It’s an iconic part of California’s history which has been commemorated in many ways, on the state’s flag, and through mascots for major universities like UCLA and UC Berkeley.
Now, a project led by a UC Santa Barbara researcher is underway to help us learn more about the extinct California Grizzly bear.
Most people don’t know much about the official state animal of California. Surveys show that three quarters of the state’s residents don’t even know if they exist anymore. The last sighting of a grizzly in California was in the 1920’s.
Some environmental groups have proposed re-introducing grizzly bears to California, but researchers realized we don’t know much about them. The last real study of the state’s grizzlies was done back in the 1950’s. So, last year Dr. Peter Alagona an environmental researcher at U-C Santa Barbara and some other researchers formed the California Grizzly Study Group.
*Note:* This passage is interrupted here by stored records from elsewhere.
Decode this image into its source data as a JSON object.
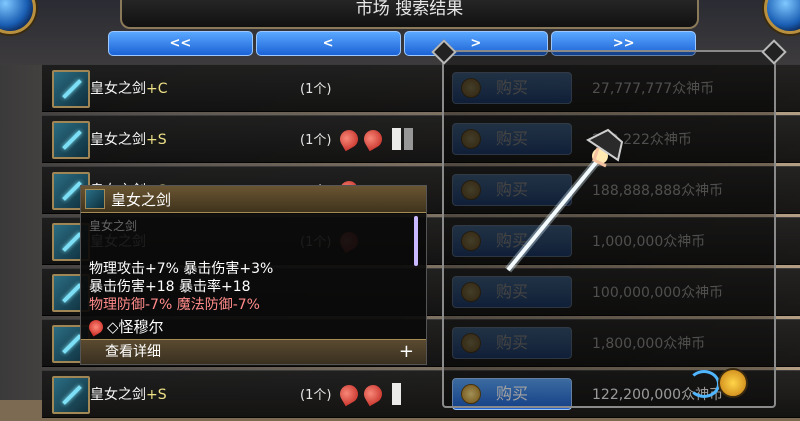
{
  "title": "市场 搜索结果",
  "pager": [
    {
      "label": "<<"
    },
    {
      "label": "<"
    },
    {
      "label": ">"
    },
    {
      "label": ">>"
    }
  ],
  "rows": [
    {
      "name": "皇女之剑",
      "plus": "+C",
      "qty": "(1个)",
      "buy": "购买",
      "price": "27,777,777众神币",
      "gems": 0,
      "slots": []
    },
    {
      "name": "皇女之剑",
      "plus": "+S",
      "qty": "(1个)",
      "buy": "购买",
      "price": "222,222众神币",
      "gems": 2,
      "slots": [
        "white",
        "gray"
      ]
    },
    {
      "name": "皇女之剑",
      "plus": "+S",
      "qty": "(1个)",
      "buy": "购买",
      "price": "188,888,888众神币",
      "gems": 1,
      "slots": []
    },
    {
      "name": "皇女之剑",
      "plus": "",
      "qty": "(1个)",
      "buy": "购买",
      "price": "1,000,000众神币",
      "gems": 1,
      "slots": []
    },
    {
      "name": "",
      "plus": "",
      "qty": "",
      "buy": "购买",
      "price": "100,000,000众神币",
      "gems": 0,
      "slots": []
    },
    {
      "name": "",
      "plus": "",
      "qty": "",
      "buy": "购买",
      "price": "1,800,000众神币",
      "gems": 0,
      "slots": []
    },
    {
      "name": "皇女之剑",
      "plus": "+S",
      "qty": "(1个)",
      "buy": "购买",
      "price": "122,200,000众神币",
      "gems": 2,
      "slots": [
        "white"
      ]
    }
  ],
  "tooltip": {
    "title": "皇女之剑",
    "faded": "皇女之剑",
    "lines": [
      {
        "text": "物理攻击+7% 暴击伤害+3%",
        "color": "white"
      },
      {
        "text": "暴击伤害+18 暴击率+18",
        "color": "white"
      },
      {
        "text": "物理防御-7% 魔法防御-7%",
        "color": "red"
      }
    ],
    "affix": "◇怪穆尔",
    "more": "查看详细",
    "more_plus": "+"
  }
}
The idea is to provide impartial information on everything from the biology, to the science and history of the bears.
Alagona says with hunting, and poisoning of the bears in the late 1800’s and early 1900’s, the grizzlies were driven to extinction. The grizzly population in other parts of the U.S. was at risk as well, but following the start of conservation efforts in the 1970’s, has bounced back.
Alagona spent part of this summer in Montana, where he tried to learn more about the behavior of grizzlies from people who live near them. He says people who live in grizzly country peacefully co-exist with them, even though they get a bad rap in modern culture. Alagona says they go out of their way to avoid humans.
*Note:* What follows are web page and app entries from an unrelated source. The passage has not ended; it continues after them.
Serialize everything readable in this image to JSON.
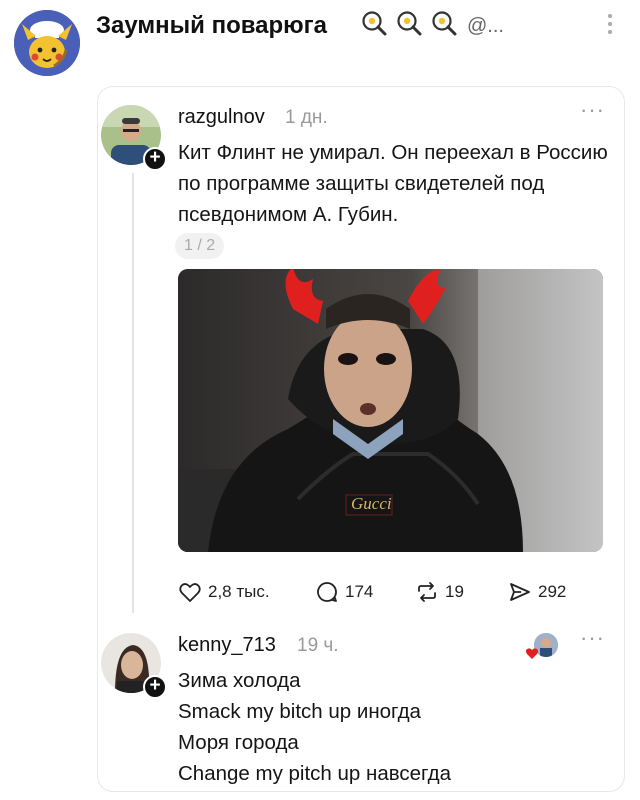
{
  "header": {
    "channel_name": "Заумный поварюга",
    "handle": "@...",
    "icons": [
      "frying-pan-icon",
      "frying-pan-icon",
      "frying-pan-icon",
      "kebab-menu-icon"
    ]
  },
  "post": {
    "username": "razgulnov",
    "time": "1 дн.",
    "text": "Кит Флинт не умирал. Он переехал в Россию по программе защиты свидетелей под псевдонимом А. Губин.",
    "page_indicator": "1 / 2",
    "likes": "2,8 тыс.",
    "comments": "174",
    "reposts": "19",
    "shares": "292",
    "image_text": "Gucci"
  },
  "reply": {
    "username": "kenny_713",
    "time": "19 ч.",
    "lines": [
      "Зима холода",
      "Smack my bitch up иногда",
      "Моря города",
      "Change my pitch up навсегда"
    ]
  },
  "colors": {
    "text": "#111111",
    "muted": "#9a9a9a",
    "card_border": "#e8e8e8",
    "hair_red": "#e0201f",
    "channel_avatar_bg": "#4a5fb8"
  }
}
The UCSB researcher says the goal is to provide information which can be useful for environmentalists, and the public at large. It could help take away some of the mystique of the majestic creatures whose images are all around us, even if they no longer exist in California.